reef·er     –noun 1. a marijuana cigarette 2. running a yacht into a coral reef 3. a short, close-fitting coat or jacket of thick cloth 4. a person who reefs the sails No, this blog entry is not about #1 -- but I got your attention. This entry is about our reefing system and why we selected a single line slab reef vs. in-mast furling mainsail. Before I get into the details and options, let me explain to the non-sailors about reefing. Reefing simply means reducing the sail area (power) of the boat. This is done to prevent too much heeling (potential knock down) of a monohull or to prevent catamarans from, well, flipping over in high winds. I love to sail Hobie catamarans. It's a blast. They are light, fast, and can flip over relatively easily in gusty conditions. This is can be fun on a Hobie, but not so fun on a 9-10 ton yacht in the middle of the ocean. My ‘ pucker factor ’ gets real high even thinking about this happening to our boat. As with most decisions – a lot

Be Careful What You Wish For...

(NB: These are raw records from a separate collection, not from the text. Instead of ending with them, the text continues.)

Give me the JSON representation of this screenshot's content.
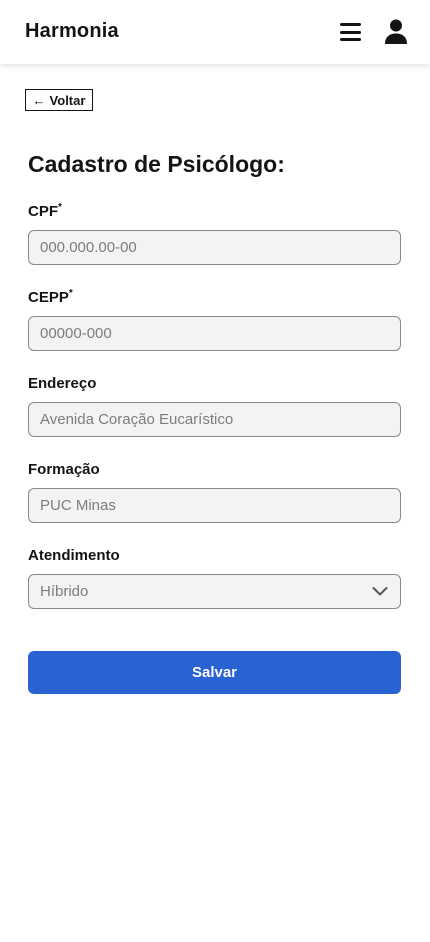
{
  "header": {
    "brand": "Harmonia",
    "menu_icon": "hamburger-menu-icon",
    "user_icon": "user-icon"
  },
  "back_button": {
    "icon": "arrow-left-icon",
    "arrow": "←",
    "label": "Voltar"
  },
  "page": {
    "title": "Cadastro de Psicólogo:"
  },
  "form": {
    "cpf": {
      "label": "CPF",
      "required_mark": "*",
      "placeholder": "000.000.00-00",
      "value": ""
    },
    "cepp": {
      "label": "CEPP",
      "required_mark": "*",
      "placeholder": "00000-000",
      "value": ""
    },
    "endereco": {
      "label": "Endereço",
      "placeholder": "Avenida Coração Eucarístico",
      "value": ""
    },
    "formacao": {
      "label": "Formação",
      "placeholder": "PUC Minas",
      "value": ""
    },
    "atendimento": {
      "label": "Atendimento",
      "selected": "Híbrido",
      "icon": "chevron-down-icon"
    },
    "save_label": "Salvar"
  },
  "colors": {
    "primary": "#2962d2",
    "text": "#141414",
    "input_bg": "#f3f3f3",
    "input_border": "#8a8a8a",
    "placeholder": "#7d7d7d"
  }
}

After a wonderful weekend of camping out in the middle of nowhere, yesterday was our first day at home with Dad.  Years of me saying to Mark, "I wish you weren't gone so much" and "Are you home at all this week?" suddenly came to a screeching halt.  While I was tackling the camping laundry, Mark was pacing a bit.  Yes, pacing.  In his office to check his email, back into the kitchen, in his office, back in the kitchen.  (I really am trying to fight the urge to say MY kitchen right now - you women know what I mean by that)  The kids are napping, I am doing my thing, and I am watching my dear husband pace, not quite sure what to do with himself.  It is painful. Since we got married, Mark has always traveled A LOT.  And he has never gone more than a week without his cell phone and laptop within arms reach - just in case.   His work has been his identity in many ways.  It has provided purpose, meaning, and direction to his days, and he is brilliant at what he doe